Here is my contribution to Bird Love Week from the tropics.  The Maroon-tailed Parakeet lives in northern South America.  In Ecuador it is found mostly in the tropical and sub-tropical forest of the east and west slopes.  It is probably the most commonly seen parakeet encountered in the slopes but it is not always easily found.  As with all the green parrots, once they stop in a tree their camouflage quickly allows them to blend with forest and disappear from view.

This lovely but technically awful video was taken with my Nokia phone placed on top of my HD Razor scope.  At the time I did not have any of the adaptors to hold the camera so I had to hand hold the Nokia phone and obtained a shaky exotic video.

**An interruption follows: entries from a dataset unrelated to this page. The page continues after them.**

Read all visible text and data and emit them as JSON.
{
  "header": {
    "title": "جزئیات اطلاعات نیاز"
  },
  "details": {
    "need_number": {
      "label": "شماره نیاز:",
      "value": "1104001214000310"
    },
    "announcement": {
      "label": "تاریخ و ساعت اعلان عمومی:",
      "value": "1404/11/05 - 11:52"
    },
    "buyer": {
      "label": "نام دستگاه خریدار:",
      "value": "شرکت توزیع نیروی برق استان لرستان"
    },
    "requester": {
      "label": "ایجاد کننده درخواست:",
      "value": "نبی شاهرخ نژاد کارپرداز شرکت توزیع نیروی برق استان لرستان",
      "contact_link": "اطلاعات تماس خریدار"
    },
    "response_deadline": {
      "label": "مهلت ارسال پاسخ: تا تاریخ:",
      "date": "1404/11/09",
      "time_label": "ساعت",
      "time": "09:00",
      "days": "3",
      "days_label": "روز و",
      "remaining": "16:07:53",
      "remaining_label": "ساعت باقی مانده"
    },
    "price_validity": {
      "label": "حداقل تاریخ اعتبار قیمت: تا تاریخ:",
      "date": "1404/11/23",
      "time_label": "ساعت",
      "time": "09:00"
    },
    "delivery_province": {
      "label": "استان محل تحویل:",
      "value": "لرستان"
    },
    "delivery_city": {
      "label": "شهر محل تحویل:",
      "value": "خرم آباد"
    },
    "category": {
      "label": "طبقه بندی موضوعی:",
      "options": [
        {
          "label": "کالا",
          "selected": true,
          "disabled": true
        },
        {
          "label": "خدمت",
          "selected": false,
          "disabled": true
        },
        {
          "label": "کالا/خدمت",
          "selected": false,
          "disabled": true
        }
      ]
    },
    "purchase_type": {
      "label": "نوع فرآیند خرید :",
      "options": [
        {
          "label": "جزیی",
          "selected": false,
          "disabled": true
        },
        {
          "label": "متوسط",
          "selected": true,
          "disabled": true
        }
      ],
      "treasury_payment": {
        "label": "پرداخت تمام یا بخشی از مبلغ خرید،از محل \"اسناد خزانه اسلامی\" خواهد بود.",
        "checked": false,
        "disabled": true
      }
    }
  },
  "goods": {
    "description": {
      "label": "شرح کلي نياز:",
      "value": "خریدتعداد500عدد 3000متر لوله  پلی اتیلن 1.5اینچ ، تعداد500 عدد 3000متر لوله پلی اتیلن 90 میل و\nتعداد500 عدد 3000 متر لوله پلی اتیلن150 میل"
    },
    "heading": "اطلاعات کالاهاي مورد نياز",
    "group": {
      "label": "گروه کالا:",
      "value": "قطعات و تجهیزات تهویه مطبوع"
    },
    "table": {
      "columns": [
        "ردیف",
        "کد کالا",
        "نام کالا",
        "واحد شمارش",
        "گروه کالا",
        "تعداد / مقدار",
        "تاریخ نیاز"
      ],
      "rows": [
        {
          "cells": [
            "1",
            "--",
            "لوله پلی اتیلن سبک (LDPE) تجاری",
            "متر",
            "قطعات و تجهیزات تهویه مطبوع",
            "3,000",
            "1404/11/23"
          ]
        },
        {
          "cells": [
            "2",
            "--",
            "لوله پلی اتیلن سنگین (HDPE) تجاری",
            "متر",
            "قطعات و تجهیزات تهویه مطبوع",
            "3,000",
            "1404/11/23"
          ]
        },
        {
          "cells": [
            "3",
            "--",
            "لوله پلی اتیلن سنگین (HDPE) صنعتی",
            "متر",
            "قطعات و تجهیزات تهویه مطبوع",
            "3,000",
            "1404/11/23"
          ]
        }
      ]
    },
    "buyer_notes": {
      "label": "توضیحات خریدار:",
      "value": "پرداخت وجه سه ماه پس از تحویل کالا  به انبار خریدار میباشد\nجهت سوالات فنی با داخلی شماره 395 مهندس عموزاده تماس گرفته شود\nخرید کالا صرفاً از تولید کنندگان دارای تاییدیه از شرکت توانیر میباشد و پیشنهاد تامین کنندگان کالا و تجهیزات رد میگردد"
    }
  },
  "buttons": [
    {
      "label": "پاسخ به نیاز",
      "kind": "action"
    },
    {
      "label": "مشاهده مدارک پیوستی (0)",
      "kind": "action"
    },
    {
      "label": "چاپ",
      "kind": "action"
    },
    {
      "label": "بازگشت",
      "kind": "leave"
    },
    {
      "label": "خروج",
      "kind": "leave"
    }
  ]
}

The place of this Bird Love action is the Sumaco National Bioreserve located on the east slope of the Ecuador in the legendary Loreto Road.   The Sumaco National Park was recognized as a Biosphere by Unesco to protect some two million acres of sub-tropical forest that has amazing biodiversity.

Sumaco Mountain

Birders have been visiting this area for many years and lately there has been new infrastructure developed specifically for bird lovers.  The most well known and visited is the Wildsumaco Lodge which I visit regularly to get more that 10 hummingbird species in one sitting.  Another place that I also visit is a rustic cabaña owned by the local community of Pacto Sumaco.  They have made great efforts to adapt this cabaña for birders and offers the most spectacular sunsets and sunrises in the area with the added bonus of having roosting  areas of Chestnut-fronted Macaws and Military Macaws in front of the cabaña!

Macaw Viewing Platform at Pacto Sumaco

Written by Renato
Renato was born in Quito, Ecuador and quickly flew to the USA to learn all about engineering and climbing company ladders. After getting his engineering degree from the University of Minnesota he worked in the Standard-American-Rat-Race-Company for fifteen years. After climbing the ladder to where he could no longer see the ground, he decided to jump off the ladder and migrate south like all normal birds do. To his surprise home did not look like it did when he left as a young fledgling; the towns were bigger, most of his friends had nests of their own, and the countryside was changed. Shocked by all the change he searched for a new life and a new wife. He stumbled across a vivacious young chick who would accompany him inside a volcanic crater to set up a love nest. So, after eight years of nesting inside the crater a new love for nature and birds has sprung a career in environmental conservation and birding tours. Finally this bird has come home to roost!